MARINE BOARD OF INVESTIGATION REPORT ON COLLISION BETWEEN USCGC BLACKTHORN AND TANKSHIP CAPRICORN APPROVED BY COMMANDANT
The Commandant of the United States Coast Guard, Admiral John B. Hayes, has approved the report of the marine board of investigation on the collision between the Coast Guard Cutter Blackthorn and the Tankship Capricorn. The collision occurred in Tampa Bay, Florida, on January 28, 1980, resulting in the death of 23 Coast Guardsmen.
The board determined that the cause of the casualty was the failure of both vessels to keep well to that side of the channel which lay on their starboard (right) side. Concurring with the marine boardís determination of the cause, the Commandant emphasized in his "Action" that the failure of the persons in charge of both vessels to ascertain the intentions of the other through the exchange of appropriate whistle signals was the primary contributing cause. Additionally, Admiral Hayes pointed out that attempts to establish a passing agreement by using only radiotelephone communications failed to be an adequate substitute for exchanging proper whistle signals.
The collision occurred in the evening of January 28, 1980, near the junction of Mullet Key and Cut "A" Channels approximately three-quarters of a mile from the Sunshine Skyway Bridge in Tampa Bay. The vessels collided nearly head on, and as a result, the port anchor of Capricorn became embedded in the port side of the Blackthorn. The momentum of the two vessels caused the Capricornís anchor chain to become taut which resulted in the capsizing of the Blackthorn. The Capricorn subsequently ran aground north of the channel and the Blackthorn sank in the channel. Twenty-seven of the 50 Blackthorn crew members were rescued.
The marine board found evidence of violation of various navigation laws on the parts of the master and pilot of the Capricorn. There were similar findings on the part of the commanding officer and officer of the deck of the Blackthorn. These matters were referred to the commanders of the Seventh and Eighth Coast Guard Districts for further investigation and appropriate action.
The Commandant also acted on various safety recommendations made by the marine board concerning training and equipment aboard Coast Guard vessels, and navigation considerations in Tampa Bay.
Seaman Apprentice William "Billy" Flores.

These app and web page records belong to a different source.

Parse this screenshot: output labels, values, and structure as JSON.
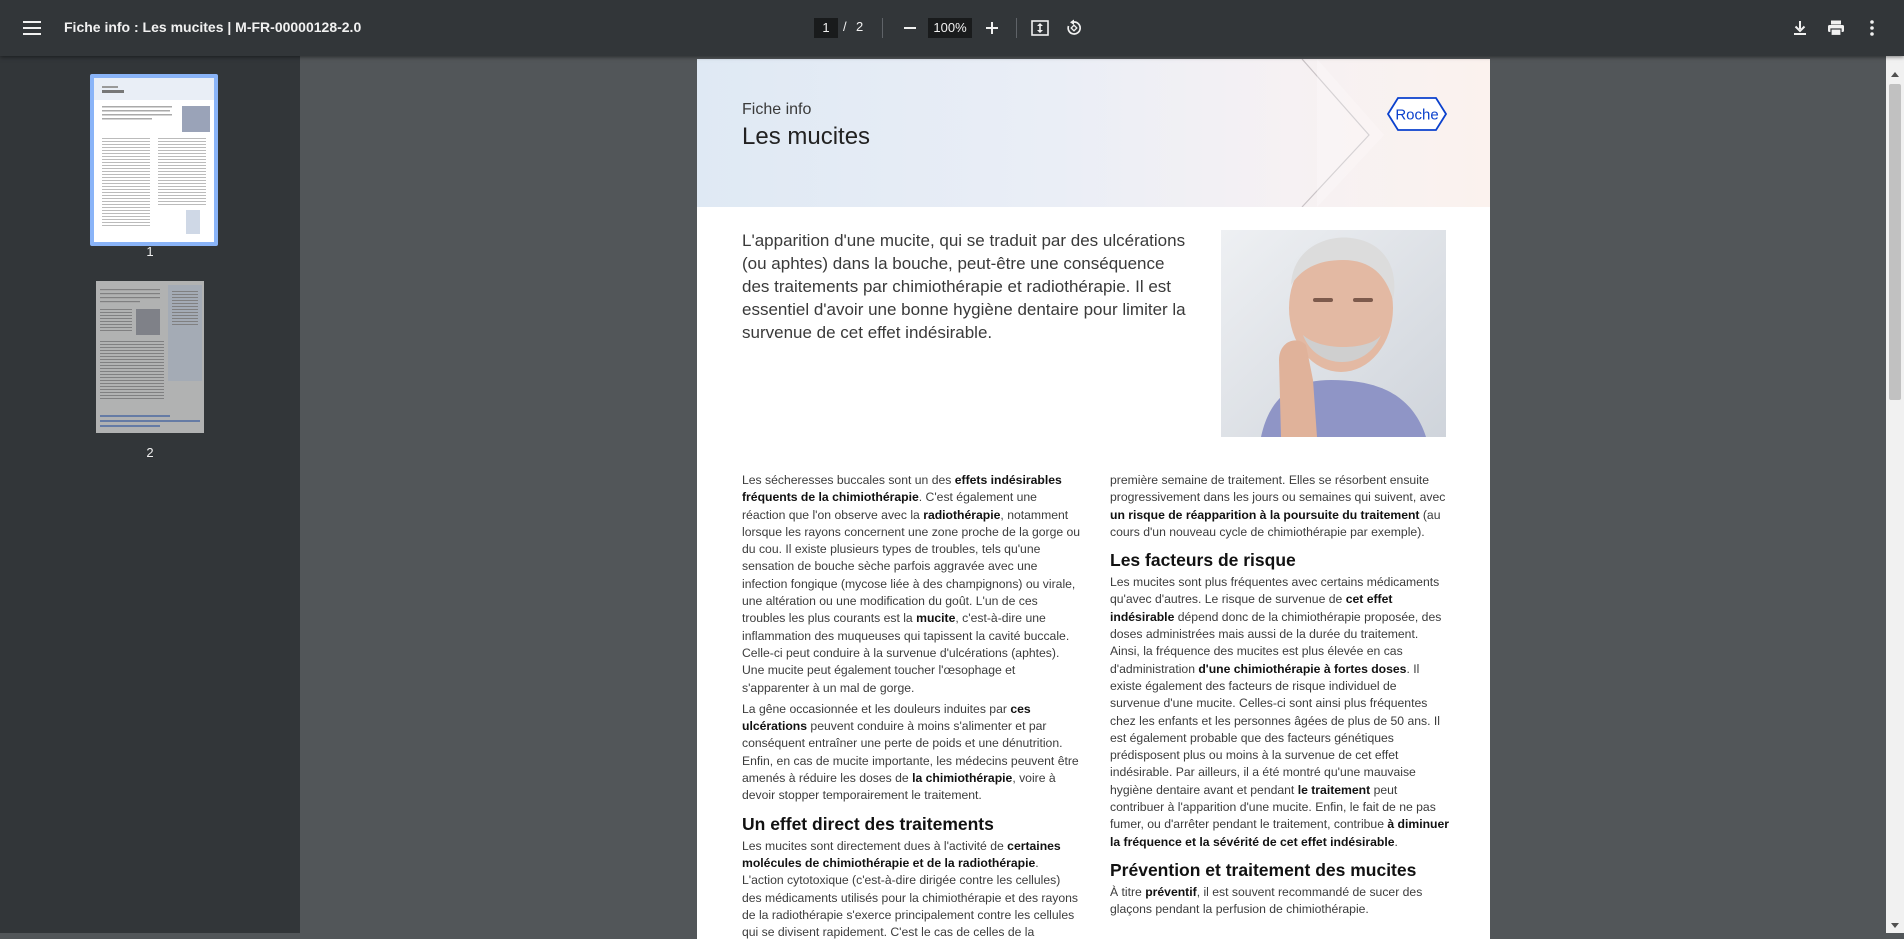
{
  "toolbar": {
    "title": "Fiche info : Les mucites | M-FR-00000128-2.0",
    "current_page": "1",
    "page_separator": "/",
    "total_pages": "2",
    "zoom": "100%"
  },
  "sidebar": {
    "thumbnails": [
      {
        "label": "1",
        "selected": true
      },
      {
        "label": "2",
        "selected": false
      }
    ]
  },
  "doc": {
    "header": {
      "label": "Fiche info",
      "title": "Les mucites",
      "logo_text": "Roche"
    },
    "intro": "L'apparition d'une mucite, qui se traduit par des ulcérations (ou aphtes) dans la bouche, peut-être une conséquence des traitements par chimiothérapie et radiothérapie. Il est essentiel d'avoir une bonne hygiène dentaire pour limiter la survenue de cet effet indésirable.",
    "left": {
      "p1": [
        "Les sécheresses buccales sont un des ",
        "effets indésirables fréquents de la chimiothérapie",
        ". C'est également une réaction que l'on observe avec la ",
        "radiothérapie",
        ", notamment lorsque les rayons concernent une zone proche de la gorge ou du cou. Il existe plusieurs types de troubles, tels qu'une sensation de bouche sèche parfois aggravée avec une infection fongique (mycose liée à des champignons) ou virale, une altération ou une modification du goût. L'un de ces troubles les plus courants est la ",
        "mucite",
        ", c'est-à-dire une inflammation des muqueuses qui tapissent la cavité buccale. Celle-ci peut conduire à la survenue d'ulcérations (aphtes). Une mucite peut également toucher l'œsophage et s'apparenter à un mal de gorge."
      ],
      "p2": [
        "La gêne occasionnée et les douleurs induites par ",
        "ces ulcérations",
        " peuvent conduire à moins s'alimenter et par conséquent entraîner une perte de poids et une dénutrition. Enfin, en cas de mucite importante, les médecins peuvent être amenés à réduire les doses de ",
        "la chimiothérapie",
        ", voire à devoir stopper temporairement le traitement."
      ],
      "h2": "Un effet direct des traitements",
      "p3": [
        "Les mucites sont directement dues à l'activité de ",
        "certaines molécules de chimiothérapie et de la radiothérapie",
        ". L'action cytotoxique (c'est-à-dire dirigée contre les cellules) des médicaments utilisés pour la chimiothérapie et des rayons de la radiothérapie s'exerce principalement contre les cellules qui se divisent rapidement. C'est le cas de celles de la muqueuse buccale. Les lésions apparaissent généralement dès la"
      ]
    },
    "right": {
      "p1": [
        "première semaine de traitement. Elles se résorbent ensuite progressivement dans les jours ou semaines qui suivent, avec ",
        "un risque de réapparition à la poursuite du traitement",
        " (au cours d'un nouveau cycle de chimiothérapie par exemple)."
      ],
      "h2a": "Les facteurs de risque",
      "p2": [
        "Les mucites sont plus fréquentes avec certains médicaments qu'avec d'autres. Le risque de survenue de ",
        "cet effet indésirable",
        " dépend donc de la chimiothérapie proposée, des doses administrées mais aussi de la durée du traitement. Ainsi, la fréquence des mucites est plus élevée en cas d'administration ",
        "d'une chimiothérapie à fortes doses",
        ". Il existe également des facteurs de risque individuel de survenue d'une mucite. Celles-ci sont ainsi plus fréquentes chez les enfants et les personnes âgées de plus de 50 ans. Il est également probable que des facteurs génétiques prédisposent plus ou moins à la survenue de cet effet indésirable. Par ailleurs, il a été montré qu'une mauvaise hygiène dentaire avant et pendant ",
        "le traitement",
        " peut contribuer à l'apparition d'une mucite. Enfin, le fait de ne pas fumer, ou d'arrêter pendant le traitement, contribue ",
        "à diminuer la fréquence et la sévérité de cet effet indésirable",
        "."
      ],
      "h2b": "Prévention et traitement des mucites",
      "p3": [
        "À titre ",
        "préventif",
        ", il est souvent recommandé de sucer des glaçons pendant la perfusion de chimiothérapie."
      ]
    }
  }
}
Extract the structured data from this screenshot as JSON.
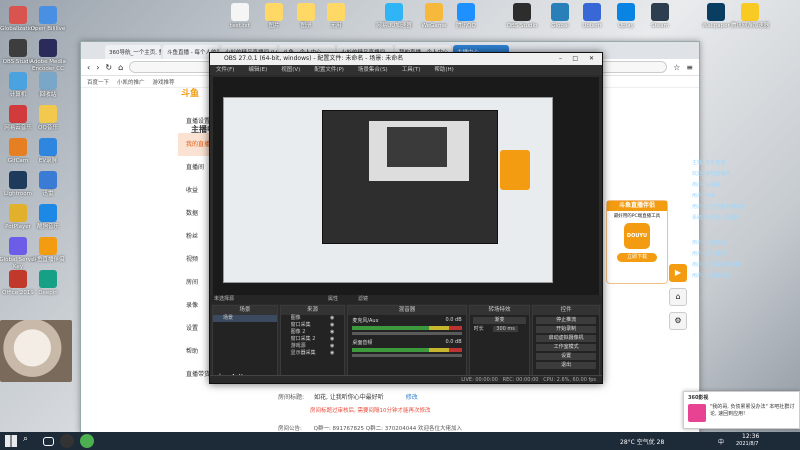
{
  "desktop": {
    "left_icons": [
      {
        "label": "Globalization",
        "color": "#d9534f"
      },
      {
        "label": "Open Bililive",
        "color": "#4a90e2"
      },
      {
        "label": "OBS Studio",
        "color": "#3d3d3d"
      },
      {
        "label": "Adobe Media Encoder CC 2019",
        "color": "#2b2b5b"
      },
      {
        "label": "计算机",
        "color": "#4aa3df"
      },
      {
        "label": "回收站",
        "color": "#7aa7c7"
      },
      {
        "label": "网易云音乐",
        "color": "#d23b3b"
      },
      {
        "label": "QQ音乐",
        "color": "#f2c94c"
      },
      {
        "label": "GifCam",
        "color": "#e67e22"
      },
      {
        "label": "EV录屏",
        "color": "#2e86de"
      },
      {
        "label": "Lightroom",
        "color": "#1f3b5b"
      },
      {
        "label": "迅雷",
        "color": "#3a7bd5"
      },
      {
        "label": "PotPlayer",
        "color": "#e1b12c"
      },
      {
        "label": "酷狗音乐",
        "color": "#1e88e5"
      },
      {
        "label": "Global Server Key",
        "color": "#6c5ce7"
      },
      {
        "label": "斗鱼直播伴侣",
        "color": "#f39c12"
      },
      {
        "label": "Office 2019",
        "color": "#c0392b"
      },
      {
        "label": "Deepin",
        "color": "#16a085"
      }
    ],
    "top_icons": [
      {
        "label": "test.txt",
        "color": "#f5f5f5"
      },
      {
        "label": "图片",
        "color": "#ffd866"
      },
      {
        "label": "图册",
        "color": "#ffd866"
      },
      {
        "label": "无用",
        "color": "#ffd866"
      },
      {
        "label": "网易UU加速器",
        "color": "#2fb5f5"
      },
      {
        "label": "WeGame",
        "color": "#f6b93b"
      },
      {
        "label": "腾讯QQ",
        "color": "#1e90ff"
      },
      {
        "label": "OBS Studio",
        "color": "#2d2d2d"
      },
      {
        "label": "Global",
        "color": "#2980b9"
      },
      {
        "label": "Ubisoft",
        "color": "#3867d6"
      },
      {
        "label": "Uplay",
        "color": "#0984e3"
      },
      {
        "label": "Steam",
        "color": "#2c3e50"
      },
      {
        "label": "Wallpaper",
        "color": "#0a3d62"
      },
      {
        "label": "腾讯网游加速器",
        "color": "#f9ca24"
      }
    ]
  },
  "browser": {
    "tabs": [
      {
        "label": "360导航_一个主页, 整个世界"
      },
      {
        "label": "斗鱼直播 - 每个人的直播平台"
      },
      {
        "label": "小杉的精品直播间 (LOL王者)"
      },
      {
        "label": "斗鱼 - 个人中心"
      },
      {
        "label": "小杉的精品直播间"
      },
      {
        "label": "我的直播 - 个人中心"
      },
      {
        "label": "主播中心"
      }
    ],
    "bookmarks": [
      "百度一下",
      "小凯的推广",
      "游戏推荐"
    ],
    "site_logo": "斗鱼",
    "sidebar": {
      "title": "主播中心",
      "items": [
        "直播设置",
        "我的直播",
        "直播间",
        "收益",
        "数据",
        "粉丝",
        "视频",
        "房间",
        "录像",
        "设置",
        "帮助",
        "直播带货"
      ],
      "highlight_index": 1
    },
    "form": {
      "title_label": "房间标题:",
      "title_value": "如花, 让我听你心中最好听",
      "edit_link": "修改",
      "notice": "房间标题过审核后, 需要间隔10分钟才能再次修改",
      "announce_label": "房间公告:",
      "announce_value": "Q群一: 891767825  Q群二: 370204044 欢迎各位大佬加入"
    },
    "promo": {
      "title": "斗鱼直播伴侣",
      "subtitle": "最好用的PC端直播工具",
      "button": "立即下载",
      "logo_text": "DOUYU"
    }
  },
  "obs": {
    "title": "OBS 27.0.1 (64-bit, windows) - 配置文件: 未命名 - 场景: 未命名",
    "menu": [
      "文件(F)",
      "编辑(E)",
      "视图(V)",
      "配置文件(P)",
      "场景集合(S)",
      "工具(T)",
      "帮助(H)"
    ],
    "no_source": "未选择源",
    "properties": "属性",
    "filters": "滤镜",
    "panels": {
      "scenes": {
        "header": "场景",
        "items": [
          "场景"
        ]
      },
      "sources": {
        "header": "来源",
        "items": [
          "图像",
          "窗口采集",
          "图像 2",
          "窗口采集 2",
          "游戏源",
          "显示器采集"
        ]
      },
      "mixer": {
        "header": "混音器",
        "tracks": [
          {
            "name": "麦克风/Aux",
            "level": "0.0 dB"
          },
          {
            "name": "桌面音频",
            "level": "0.0 dB"
          }
        ]
      },
      "transitions": {
        "header": "转场特效",
        "type": "渐变",
        "duration_label": "时长",
        "duration": "300 ms"
      },
      "controls": {
        "header": "控件",
        "buttons": [
          "停止推流",
          "开始录制",
          "启动虚拟摄像机",
          "工作室模式",
          "设置",
          "退出"
        ]
      }
    },
    "status": {
      "live": "LIVE: 00:00:00",
      "rec": "REC: 00:00:00",
      "cpu": "CPU: 2.6%, 60.00 fps"
    }
  },
  "chat": {
    "right_lines": [
      "主播: 正在连接",
      "欢迎: 来到直播间",
      "用户: 主播好",
      "用户: 666",
      "用户: 正在与服务器连接",
      "系统: 欢迎进入直播间",
      "用户: 主播加油",
      "用户: 正在连接",
      "用户: 正在连接服务器",
      "用户: 主播真厉害"
    ]
  },
  "notification": {
    "app": "360影视",
    "text": "\"我的哥, 负债累累没办法\" 本吧社群讨论, 速回到应用!"
  },
  "taskbar": {
    "weather": "28°C 空气优 28",
    "ime": "中",
    "time": "12:36",
    "date": "2021/8/7"
  },
  "colors": {
    "douyu_orange": "#f39c12",
    "obs_bg": "#2b2b2b",
    "accent_blue": "#2f80d1"
  }
}
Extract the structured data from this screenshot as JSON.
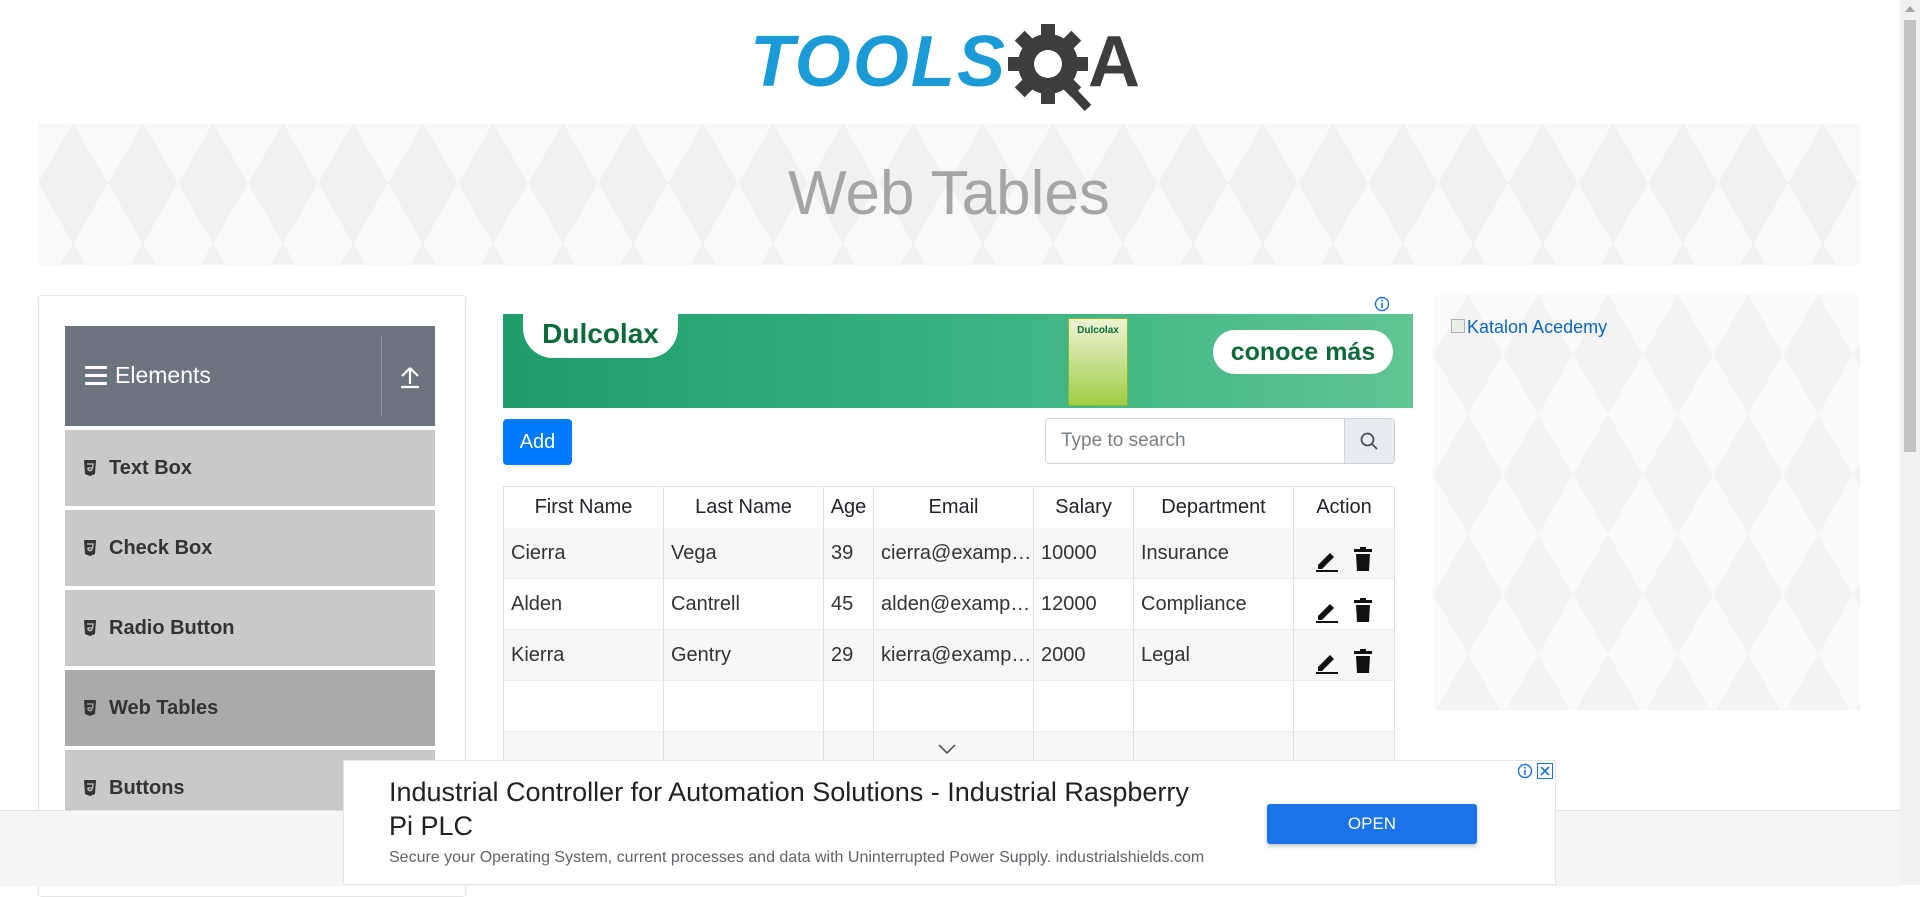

In 2000, Seaman Apprentice Willam "Billy" Flores, of Carlsbad, New Mexico, was posthumously awarded the Coast Guard Medal, the service's highest award for heroism in peacetime. SA Flores, who had been out of boot camp just one year, opened the life jacket locker as the Blackthorn capsized, securing its hatch open with his belt, and made sure that his shipmates were able to access and use the life jackets. His actions saved a number of lives during the accident. His heroic role was initially overlooked by the two official reports by the Coast Guard and the NTSB, but was later given the recognition he deserved. His family was presented with the Medal on January 28, 2000, the 20th anniversary of the tragedy. Seaman Apprentice Flores died aboard Blackthorn. In October 2010, it was announced that the third new "Sentinel" class fast response cutter, a 154 foot patrol boat, would be named for Flores.